I've also been looking a little at some Korean cuss words. It's interesting what little things the Koreans don't understand about the West. I've got elementary kids who'll say "shit" or give each other the finger. However, Koreans, including my director, are under the impression that "fuck" literally is the raised middle finger.

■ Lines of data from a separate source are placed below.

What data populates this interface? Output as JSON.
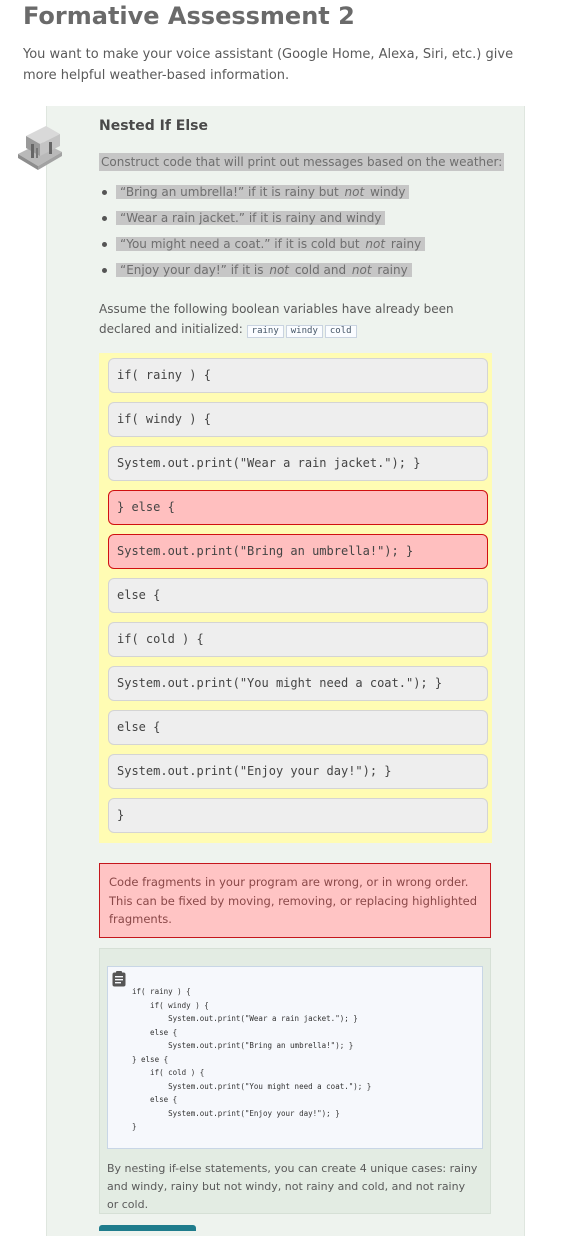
{
  "page": {
    "title": "Formative Assessment 2",
    "intro": "You want to make your voice assistant (Google Home, Alexa, Siri, etc.) give more helpful weather-based information."
  },
  "activity": {
    "title": "Nested If Else",
    "prompt": "Construct code that will print out messages based on the weather:",
    "bullets": [
      {
        "a": "“Bring an umbrella!” if it is rainy but ",
        "em": "not",
        "b": " windy",
        "c": ""
      },
      {
        "a": "“Wear a rain jacket.” if it is rainy and windy",
        "em": "",
        "b": "",
        "c": ""
      },
      {
        "a": "“You might need a coat.” if it is cold but ",
        "em": "not",
        "b": " rainy",
        "c": ""
      },
      {
        "a": "“Enjoy your day!” if it is ",
        "em": "not",
        "b": " cold and ",
        "em2": "not",
        "c": " rainy"
      }
    ],
    "assume_text": "Assume the following boolean variables have already been declared and initialized:",
    "variables": [
      "rainy",
      "windy",
      "cold"
    ]
  },
  "blocks": [
    {
      "code": "if( rainy ) {",
      "state": "normal"
    },
    {
      "code": "if( windy ) {",
      "state": "normal"
    },
    {
      "code": "System.out.print(\"Wear a rain jacket.\"); }",
      "state": "normal"
    },
    {
      "code": "} else {",
      "state": "error"
    },
    {
      "code": "System.out.print(\"Bring an umbrella!\"); }",
      "state": "error"
    },
    {
      "code": "else {",
      "state": "normal"
    },
    {
      "code": "if( cold ) {",
      "state": "normal"
    },
    {
      "code": "System.out.print(\"You might need a coat.\"); }",
      "state": "normal"
    },
    {
      "code": "else {",
      "state": "normal"
    },
    {
      "code": "System.out.print(\"Enjoy your day!\"); }",
      "state": "normal"
    },
    {
      "code": "}",
      "state": "normal"
    }
  ],
  "feedback": "Code fragments in your program are wrong, or in wrong order. This can be fixed by moving, removing, or replacing highlighted fragments.",
  "solution": {
    "lines": [
      "if( rainy ) {",
      "    if( windy ) {",
      "        System.out.print(\"Wear a rain jacket.\"); }",
      "    else {",
      "        System.out.print(\"Bring an umbrella!\"); }",
      "} else {",
      "    if( cold ) {",
      "        System.out.print(\"You might need a coat.\"); }",
      "    else {",
      "        System.out.print(\"Enjoy your day!\"); }",
      "}"
    ],
    "explanation": "By nesting if-else statements, you can create 4 unique cases: rainy and windy, rainy but not windy, not rainy and cold, and not rainy or cold."
  },
  "colors": {
    "workspace": "#fffcb3",
    "error_fill": "#ffbfbf",
    "error_border": "#d01010",
    "card": "#eef3ee",
    "button": "#1f7c8c"
  },
  "icons": [
    "activity-bench-icon",
    "clipboard-copy-icon"
  ]
}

Uh, no, "fuck" actually translates as 성교 seonggyo "sexual intercourse", with its derived 성교하다 "to have sex with". Yeah, Koreans never bothered to check the definition of "fuck", they just assume that because movie characters usually say "fuck off/you" with the finger that the two are fully equivalent.
A more proper translation of "fuck" should in fact be 씹하다 ssip-hada. 씹 ssip is "cunt/pussy", so you can imagine what you get by adding "to do". But again, no one bothers to look up these translations...